[pullquote cite=”” type=”left, right”][amazon text=Amazon&template=carousel&chan=That Film Guy&asin=B0000UI2OG][/pullquote] Proving once again that fact can trump fiction even with a seemingly mundane subject, Oscar nominated Spellbound follows 8 children as they prepare for the 1999 Scripps Howard National Spelling Bee. Qualifying for the bee starts with millions of school children entering regional competitions, around 250 of which qualify for the national contest held each year in Washington DC. The national contest is a two day affair which eventually results in a single winner being crowned the champion. Each child has only one strike – spell one word wrong at any stage of the regional or national competition and it is game over.
Each child featured is quite unique, albeit sharing the same high level of intellect as their peers. Whilst most are articulate and personable, characters such as Harry who gurns as he talks and rarely pauses for breath are what make this all the more interesting and it is not simply a case of sitting watching the smart kids show off their spelling prowess. With such an eclectic mix, it is hard not to be sucked into their stories and root for them to succeed, particularly those without such a privileged upbringing.
Without spoiling things too much, the film makers had clearly done their research well as the children they had selected to follow all make it to the national competition with most doing astoundingly well. Whilst it is probable that more children than the 8 children featured were shown, those 8 are dotted far and wide across America meaning that the logistics and cost of filming many more would have made it impossible. You have to admire film makers who select their subjects this well as without such good research, this could have ended as a bit of a damp squib if no-one made a deep run at the title.
The level of dedication that the kids demonstrate is simply mind boggling and with their (mostly) supportive parents, they cram in hour upon hour of dictionary study digesting not just the words themselves but learning the etymology so that should a tricky word arise, they have a good shot at spelling it correctly by using what they have learnt from other words hailing from the same origins. Indeed Spellbound out more than once during the climactic finale showing that it is not simply a memory contest but goes beyond simply digesting a list of words and trying to recall them.
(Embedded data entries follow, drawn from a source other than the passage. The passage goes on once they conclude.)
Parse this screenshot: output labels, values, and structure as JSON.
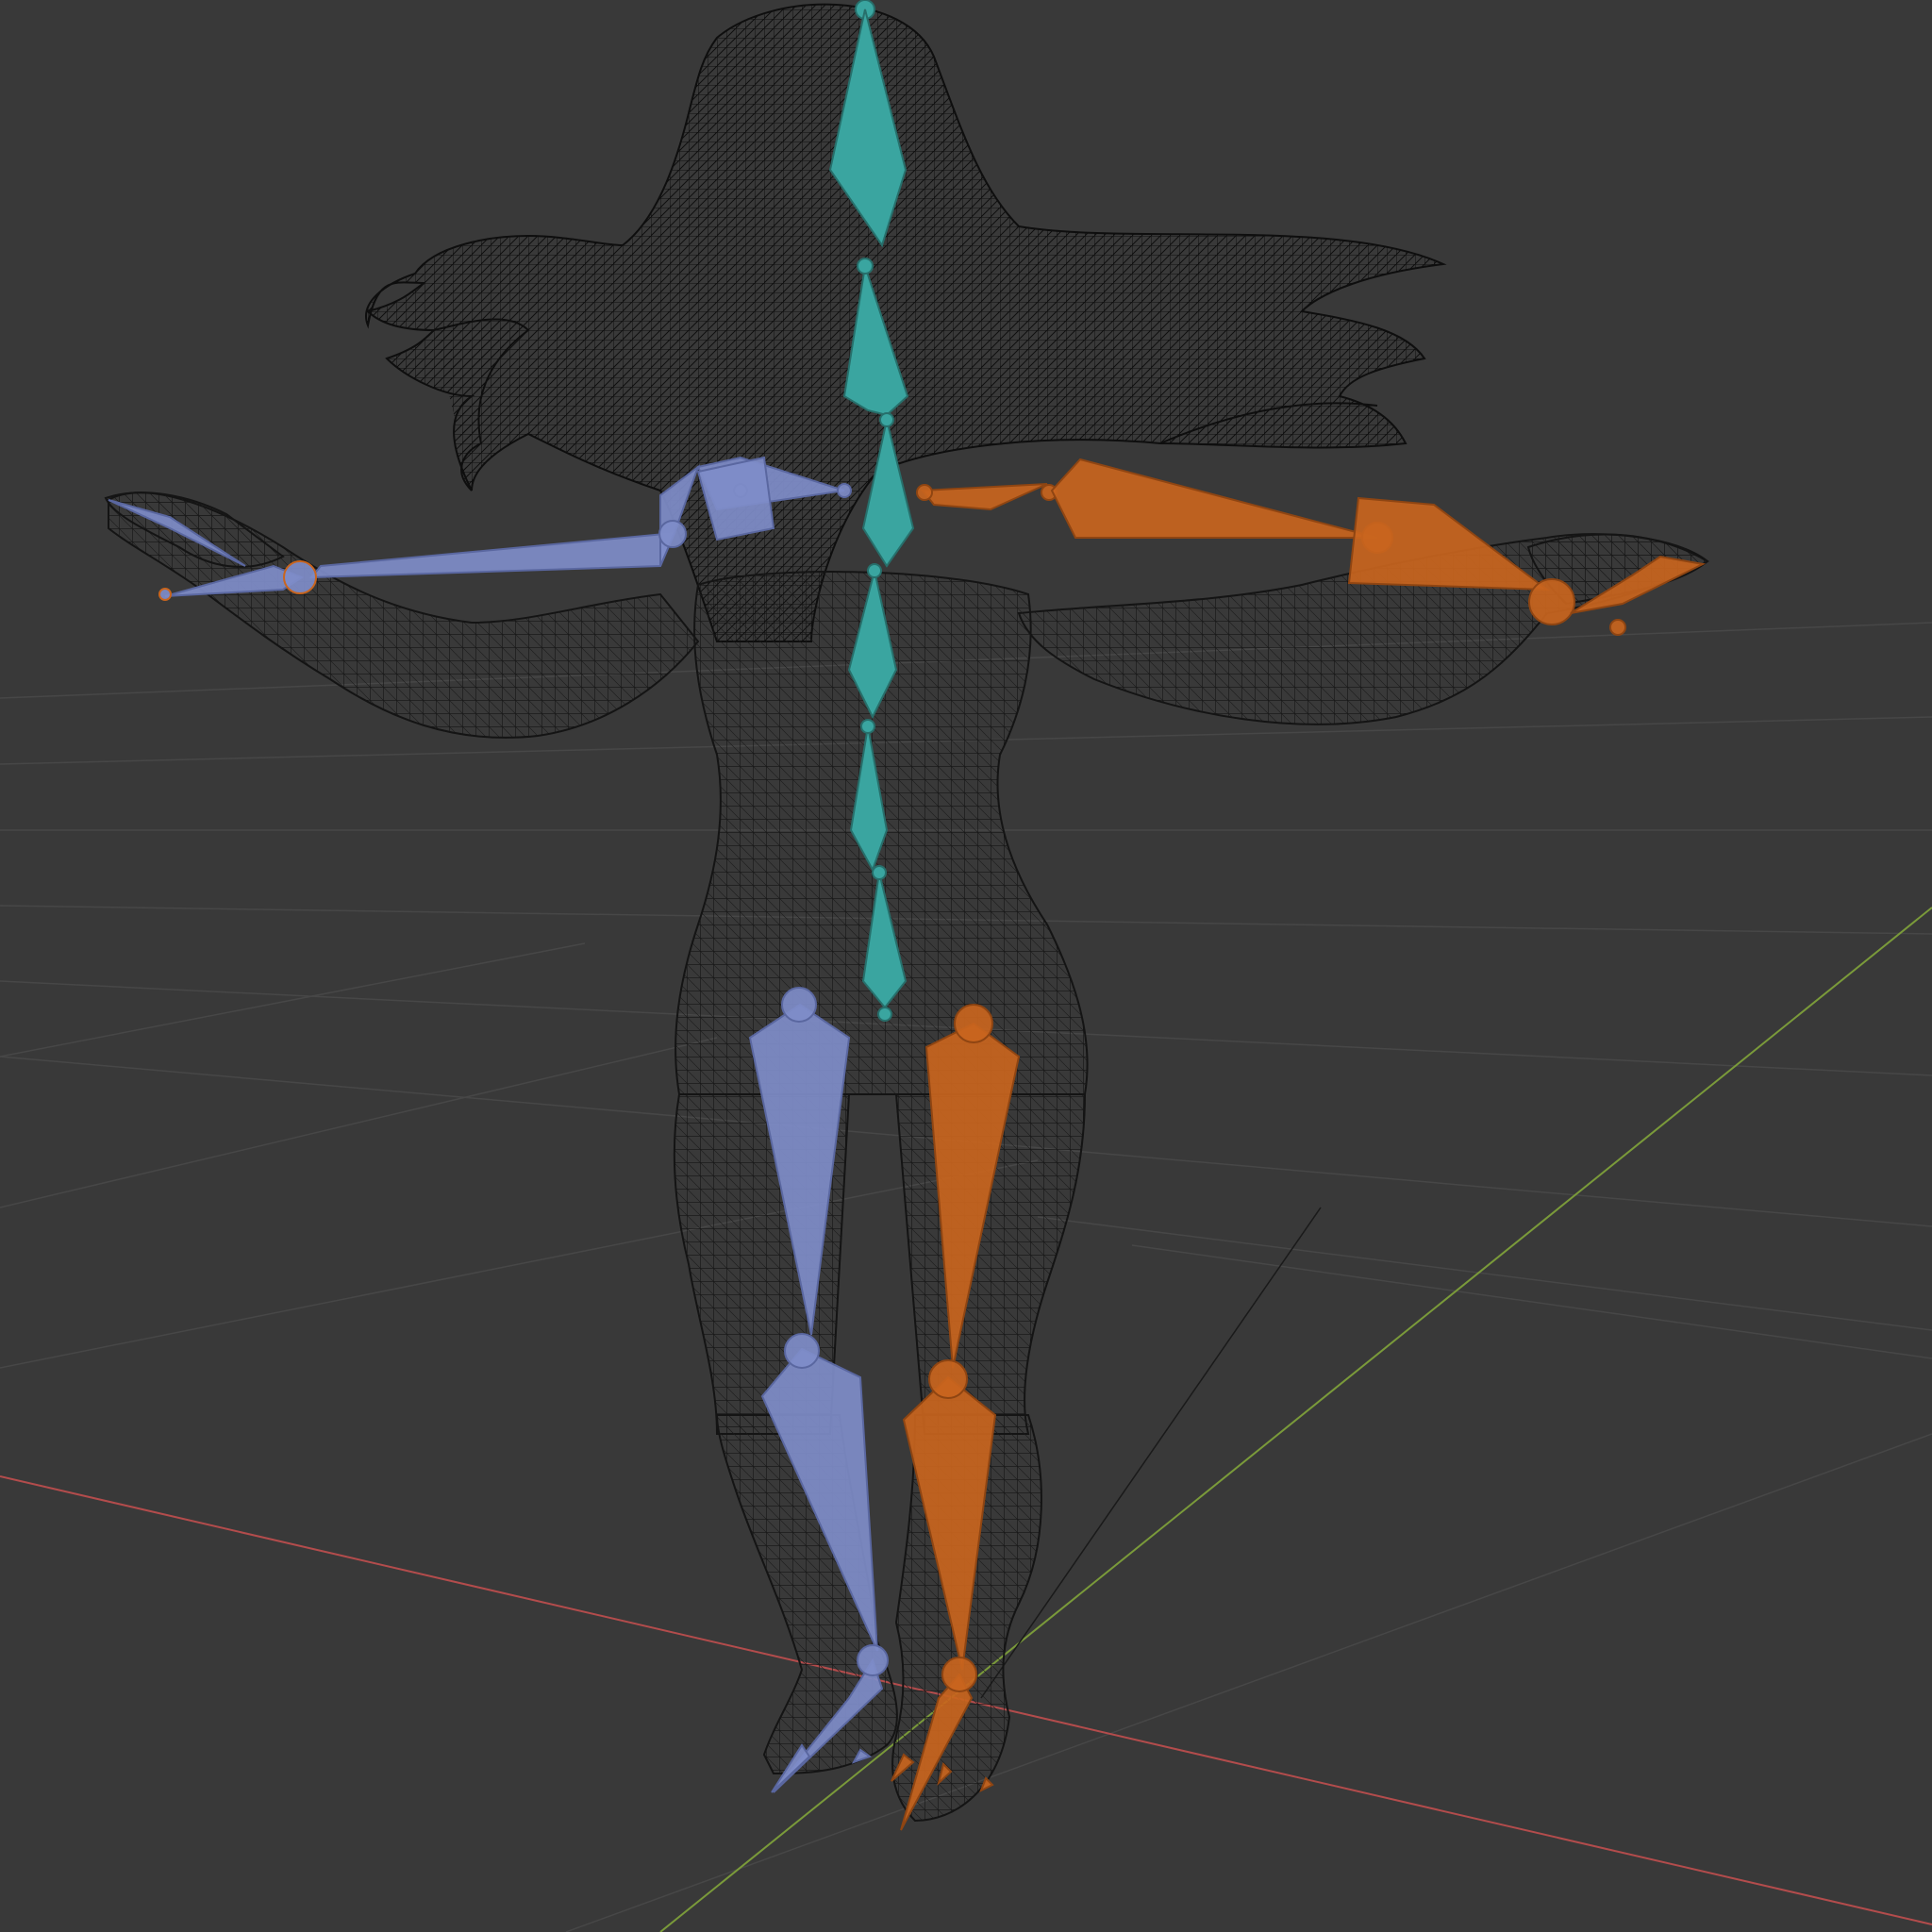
{
  "viewport": {
    "mode": "3d-viewport-pose-view",
    "background_color": "#393939",
    "grid_color": "#4a4a4a",
    "x_axis_color": "#b34c4c",
    "y_axis_color": "#7a9a3a"
  },
  "scene": {
    "object": "character-mesh-wireframe",
    "armature": "humanoid-armature",
    "wire_color": "#141414"
  },
  "bone_groups": {
    "center": {
      "color": "#3aa5a0",
      "edge": "#2b7d79"
    },
    "left": {
      "color": "#7f8dc9",
      "edge": "#5d6aa3"
    },
    "right": {
      "color": "#c9651e",
      "edge": "#9a4a12"
    }
  }
}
After spending the first hour meeting the kids, the last 40 minutes of Spellbound covers the national bee itself which is genuinely tense as the spellers go up one by one and wait for the dreaded bell to chime if they have spelt their word incorrectly. For one talented youngster, there is no bell but will it be one of the kids we have been following on their journey to the biggest stage of all? It is worth watching to find out.